After feeding the triplet lambs milk, he feeds the older lambs spent brewers grain that he gets for free from a local brewery. Well, not exactly for free – he has to pick up the six to seven tons every week, which isn’t a trivial cost in transportation. He considers it well worth it, though, as it makes a great feed product for the lambs.
The heaviest part of lambing season is over – there are only about 45 pregnant ewes left that will mostly produce only a single lamb each because the majority of them are first-time mothers; they were only born a year ago themselves. Lynn feeds them alfalfa that he grows himself. I asked him if the pregnant ewes eat the most, but he told me they don’t eat nearly as much as the nursing mother ewes.

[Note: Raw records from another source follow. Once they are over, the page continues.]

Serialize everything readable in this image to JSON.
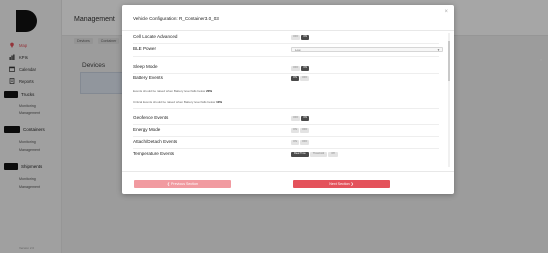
{
  "sidebar": {
    "items": [
      {
        "label": "Map",
        "icon": "map-pin-icon",
        "color": "#e4525b"
      },
      {
        "label": "KPIs",
        "icon": "chart-icon"
      },
      {
        "label": "Calendar",
        "icon": "calendar-icon"
      },
      {
        "label": "Reports",
        "icon": "reports-icon"
      }
    ],
    "sections": [
      {
        "label": "Trucks",
        "links": [
          "Monitoring",
          "Management"
        ]
      },
      {
        "label": "Containers",
        "links": [
          "Monitoring",
          "Management"
        ]
      },
      {
        "label": "Shipments",
        "links": [
          "Monitoring",
          "Management"
        ]
      }
    ],
    "footer": "Version 2.0"
  },
  "header": {
    "title": "Management"
  },
  "breadcrumbs": [
    "Devices",
    "Container"
  ],
  "devices_label": "Devices",
  "modal": {
    "title": "Vehicle Configuration: R_Container3.0_03",
    "close": "×",
    "cell_locate": {
      "label": "Cell Locate Advanced",
      "off": "OFF",
      "on": "ON"
    },
    "ble_power": {
      "label": "BLE Power",
      "value": "Low"
    },
    "sleep_mode": {
      "label": "Sleep Mode",
      "off": "OFF",
      "on": "ON"
    },
    "battery_events": {
      "label": "Battery Events",
      "on": "ON",
      "off": "OFF",
      "hint1": "Events should be raised when Battery level falls below",
      "hint1_value": "20%",
      "hint2": "Critical Events should be raised when Battery level falls below",
      "hint2_value": "10%"
    },
    "geofence": {
      "label": "Geofence Events",
      "off": "OFF",
      "on": "ON"
    },
    "energy": {
      "label": "Energy Mode",
      "a": "ON",
      "b": "OFF"
    },
    "attach": {
      "label": "Attach/Detach Events",
      "a": "ON",
      "b": "OFF"
    },
    "temperature": {
      "label": "Temperature Events",
      "opts": [
        "Real Time",
        "Threshold",
        "Off"
      ]
    },
    "prev_button": "Previous Section",
    "next_button": "Next Section"
  },
  "colors": {
    "accent": "#e4525b",
    "accent_light": "#f19aa0",
    "dark": "#4a4a4a"
  }
}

While I was following Lynn around, he discovered a brand-new pair of lambs born less than two hours before I got there; they were still wet. After the lambs are born, Lynn moves them and the mother into what’s called a jug pen to make sure everyone is doing well and nursing. Ideally, they stay in the jug pen for two to three days, but Lynn said when they’re in the thickest part of lambing season, sometimes they only get to stay in the jug pen for a few hours before they’re moved out to make room for a newer set. Lynn has about 40 jug pens that need fresh food and water two or three times per day. The gestation period for a sheep is five months. A ewe’s milk is very high in fat and lambs gain almost a pound a day.
Three hundred mother ewes means at least three hundred, maybe six hundred lambs. Each one of them must be given vaccines, and have their tails docked. The males also must be castrated. Lynn does all the work himself, sometimes with the help of his daughter as seen here. He can do it alone if need be with the aid of a special harness. Starting in April they treat the lambs to get rid of worms every thirty days and run the whole flock through a foot bath to prevent foot rot about every three weeks.

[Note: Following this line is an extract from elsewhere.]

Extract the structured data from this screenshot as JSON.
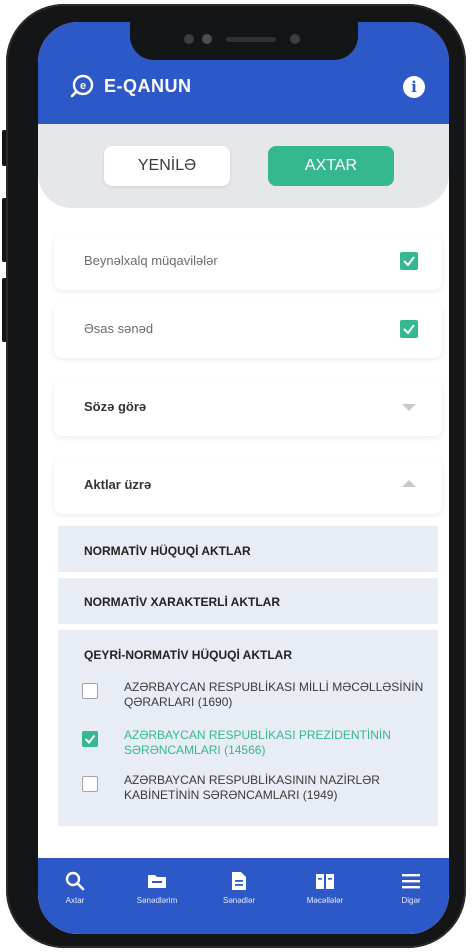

Every day Lynn drives the perimeter of his pasture on an ATV to both deliver food for his guard dogs and to check for lambs that have been killed by coyotes. That white bucket contained more dog food than I have ever seen given to a dog, but as soon as we drove through that fence, a huge white dog came running from about half a mile away. I love dogs, but he did not look friendly. “If he’s friendly, he won’t be good at his job,” Lynn said. Lynn’s dogs spend their life on the pasture guarding the sheep from coyotes, which explains why they need so much food. Lynn’s family owns 230 acres for those dogs to patrol. Thankfully, we didn’t find any dead lambs that day, and Lynn said so far this has been a pretty good year – he’s only lost a few lambs to coyotes. A few years ago, he lost about 70 lambs to coyotes. In our drive around the perimeter, we saw places where the coyotes were digging under the fence and evading Lynn’s traps. I asked Lynn if he was concerned about the recent wolf sighting on Mt. Hood, and he said, “Yes, I’m very concerned. It’s only a matter of time before they’ll be here.” After driving out on the pasture, Lynn took me in his truck to check on the cattle that he keeps on rental pasture in the Sauvie Island Wildlife Area owned by Oregon Department of Fish and Wildlife. Lynn drives out to check on the cattle at least once or twice a day to look for cows that are having trouble calving and also just to have a presence since the area is open to the public. In the past, Lynn said he’s had trouble with people slaughtering his cows, so the more he’s present, the less likely it is that will happen. “If I’m honest with you,” he said, “there’s always something that I should be doing. I don’t always get to it all, but there’s always something that needs to be done.”